"Nearly 150 years before the landmark case of Loving v. Virginia (1967), an interracial marriage between a Cherokee student and the daughter of a powerful white family divided the Northwest Corner of Connecticut." - Sharon Historical Society
The American Board of Commissioners for Foreign Missions out of Boston, caught up in the spirit of religious revival unleashed by the Second Great Awakening, founded the Foreign Mission School in Cornwall in 1817. There, over 100 Native American, Chinese, Native Hawaiians and some non-English speaking whites, were trained to bring Christianity back to their communities. Within ten years, however, racial tensions unleashed by the courtship between a Native American student and a white woman from Cornwall brought the school to a violent end. Linus Barnes will explore the hopes that led to the establishment of the Foreign Mission School, the great divide it opened in the town, and its complicated legacy.

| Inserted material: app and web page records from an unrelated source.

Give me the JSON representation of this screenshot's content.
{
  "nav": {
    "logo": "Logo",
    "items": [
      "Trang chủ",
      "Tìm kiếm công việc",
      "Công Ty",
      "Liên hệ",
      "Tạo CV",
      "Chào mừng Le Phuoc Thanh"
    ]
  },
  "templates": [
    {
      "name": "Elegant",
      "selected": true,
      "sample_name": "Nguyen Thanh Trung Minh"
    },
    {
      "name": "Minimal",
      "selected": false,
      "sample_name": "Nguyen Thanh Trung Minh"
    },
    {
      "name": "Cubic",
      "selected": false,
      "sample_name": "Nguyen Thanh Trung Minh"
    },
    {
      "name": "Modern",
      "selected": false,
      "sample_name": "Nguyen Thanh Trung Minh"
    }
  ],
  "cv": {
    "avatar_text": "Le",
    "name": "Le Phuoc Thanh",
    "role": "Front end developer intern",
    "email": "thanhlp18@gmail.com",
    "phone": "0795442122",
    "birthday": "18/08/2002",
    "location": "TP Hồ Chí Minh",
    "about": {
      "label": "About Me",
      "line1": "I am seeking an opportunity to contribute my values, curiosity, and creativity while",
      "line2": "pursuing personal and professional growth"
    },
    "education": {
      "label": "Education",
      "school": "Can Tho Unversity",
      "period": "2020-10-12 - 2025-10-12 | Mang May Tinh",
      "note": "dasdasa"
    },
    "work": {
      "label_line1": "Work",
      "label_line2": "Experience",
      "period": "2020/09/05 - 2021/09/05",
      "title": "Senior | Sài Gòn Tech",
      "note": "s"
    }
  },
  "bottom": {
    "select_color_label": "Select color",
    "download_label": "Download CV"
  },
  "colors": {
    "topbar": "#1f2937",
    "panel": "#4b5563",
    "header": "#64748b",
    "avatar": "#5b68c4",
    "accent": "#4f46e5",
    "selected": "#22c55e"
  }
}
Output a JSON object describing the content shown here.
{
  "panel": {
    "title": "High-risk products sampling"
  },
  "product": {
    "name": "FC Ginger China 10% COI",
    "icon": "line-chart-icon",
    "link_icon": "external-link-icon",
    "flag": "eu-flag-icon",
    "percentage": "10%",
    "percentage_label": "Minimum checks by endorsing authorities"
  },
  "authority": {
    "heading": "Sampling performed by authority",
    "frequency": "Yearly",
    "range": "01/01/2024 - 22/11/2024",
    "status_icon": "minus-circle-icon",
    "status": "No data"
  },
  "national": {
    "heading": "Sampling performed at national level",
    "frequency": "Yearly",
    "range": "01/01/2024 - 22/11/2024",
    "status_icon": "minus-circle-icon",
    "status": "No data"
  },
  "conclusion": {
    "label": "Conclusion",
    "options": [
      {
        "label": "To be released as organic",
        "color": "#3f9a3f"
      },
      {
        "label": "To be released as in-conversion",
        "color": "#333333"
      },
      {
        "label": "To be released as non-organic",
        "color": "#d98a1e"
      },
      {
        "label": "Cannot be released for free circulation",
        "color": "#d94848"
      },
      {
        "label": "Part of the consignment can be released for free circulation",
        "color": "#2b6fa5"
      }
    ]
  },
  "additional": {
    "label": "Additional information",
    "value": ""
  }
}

Linus Barnes is a member of the Class of 2023 at Housatonic Valley Regional High School in Falls Village, CT, and an intern at the Sharon Historical Society. He will attend Vassar College in the fall.